Task to carry out: Please retype all of the data below, word for word.

[Extracted data entries]
* * *
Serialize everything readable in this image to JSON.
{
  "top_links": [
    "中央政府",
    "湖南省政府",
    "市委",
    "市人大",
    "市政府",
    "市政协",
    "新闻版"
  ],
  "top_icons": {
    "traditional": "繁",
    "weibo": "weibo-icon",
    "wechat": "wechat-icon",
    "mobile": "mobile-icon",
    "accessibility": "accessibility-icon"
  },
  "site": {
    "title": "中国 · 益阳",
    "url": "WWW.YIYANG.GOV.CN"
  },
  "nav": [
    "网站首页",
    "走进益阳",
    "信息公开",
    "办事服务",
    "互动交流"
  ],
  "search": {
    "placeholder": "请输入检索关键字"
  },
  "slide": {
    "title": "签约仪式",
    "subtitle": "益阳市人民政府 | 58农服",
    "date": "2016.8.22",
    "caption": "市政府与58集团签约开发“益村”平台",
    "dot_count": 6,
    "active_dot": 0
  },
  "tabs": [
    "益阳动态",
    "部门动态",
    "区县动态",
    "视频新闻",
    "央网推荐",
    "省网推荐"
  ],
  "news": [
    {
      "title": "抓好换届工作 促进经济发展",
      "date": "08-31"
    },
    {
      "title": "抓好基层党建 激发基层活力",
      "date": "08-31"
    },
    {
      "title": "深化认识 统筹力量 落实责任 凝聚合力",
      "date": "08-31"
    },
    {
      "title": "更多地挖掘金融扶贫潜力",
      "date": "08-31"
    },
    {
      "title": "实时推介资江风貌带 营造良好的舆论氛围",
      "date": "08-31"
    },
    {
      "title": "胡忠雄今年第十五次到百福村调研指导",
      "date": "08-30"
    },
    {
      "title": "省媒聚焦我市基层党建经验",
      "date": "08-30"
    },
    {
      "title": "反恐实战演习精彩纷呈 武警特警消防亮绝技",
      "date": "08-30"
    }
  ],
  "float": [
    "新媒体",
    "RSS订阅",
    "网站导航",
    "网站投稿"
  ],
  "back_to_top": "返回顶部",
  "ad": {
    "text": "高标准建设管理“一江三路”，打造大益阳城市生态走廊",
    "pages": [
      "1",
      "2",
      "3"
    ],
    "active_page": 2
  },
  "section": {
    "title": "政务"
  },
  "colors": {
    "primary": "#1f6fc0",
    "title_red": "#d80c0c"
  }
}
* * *
Response:
Serialize everything readable in this image to JSON.
{
  "top_links": [
    "中央政府",
    "湖南省政府",
    "市委",
    "市人大",
    "市政府",
    "市政协",
    "新闻版"
  ],
  "top_icons": {
    "traditional": "繁",
    "weibo": "weibo-icon",
    "wechat": "wechat-icon",
    "mobile": "mobile-icon",
    "accessibility": "accessibility-icon"
  },
  "site": {
    "title": "中国 · 益阳",
    "url": "WWW.YIYANG.GOV.CN"
  },
  "nav": [
    "网站首页",
    "走进益阳",
    "信息公开",
    "办事服务",
    "互动交流"
  ],
  "search": {
    "placeholder": "请输入检索关键字"
  },
  "slide": {
    "title": "签约仪式",
    "subtitle": "益阳市人民政府 | 58农服",
    "date": "2016.8.22",
    "caption": "市政府与58集团签约开发“益村”平台",
    "dot_count": 6,
    "active_dot": 0
  },
  "tabs": [
    "益阳动态",
    "部门动态",
    "区县动态",
    "视频新闻",
    "央网推荐",
    "省网推荐"
  ],
  "news": [
    {
      "title": "抓好换届工作 促进经济发展",
      "date": "08-31"
    },
    {
      "title": "抓好基层党建 激发基层活力",
      "date": "08-31"
    },
    {
      "title": "深化认识 统筹力量 落实责任 凝聚合力",
      "date": "08-31"
    },
    {
      "title": "更多地挖掘金融扶贫潜力",
      "date": "08-31"
    },
    {
      "title": "实时推介资江风貌带 营造良好的舆论氛围",
      "date": "08-31"
    },
    {
      "title": "胡忠雄今年第十五次到百福村调研指导",
      "date": "08-30"
    },
    {
      "title": "省媒聚焦我市基层党建经验",
      "date": "08-30"
    },
    {
      "title": "反恐实战演习精彩纷呈 武警特警消防亮绝技",
      "date": "08-30"
    }
  ],
  "float": [
    "新媒体",
    "RSS订阅",
    "网站导航",
    "网站投稿"
  ],
  "back_to_top": "返回顶部",
  "ad": {
    "text": "高标准建设管理“一江三路”，打造大益阳城市生态走廊",
    "pages": [
      "1",
      "2",
      "3"
    ],
    "active_page": 2
  },
  "section": {
    "title": "政务"
  },
  "colors": {
    "primary": "#1f6fc0",
    "title_red": "#d80c0c"
  }
}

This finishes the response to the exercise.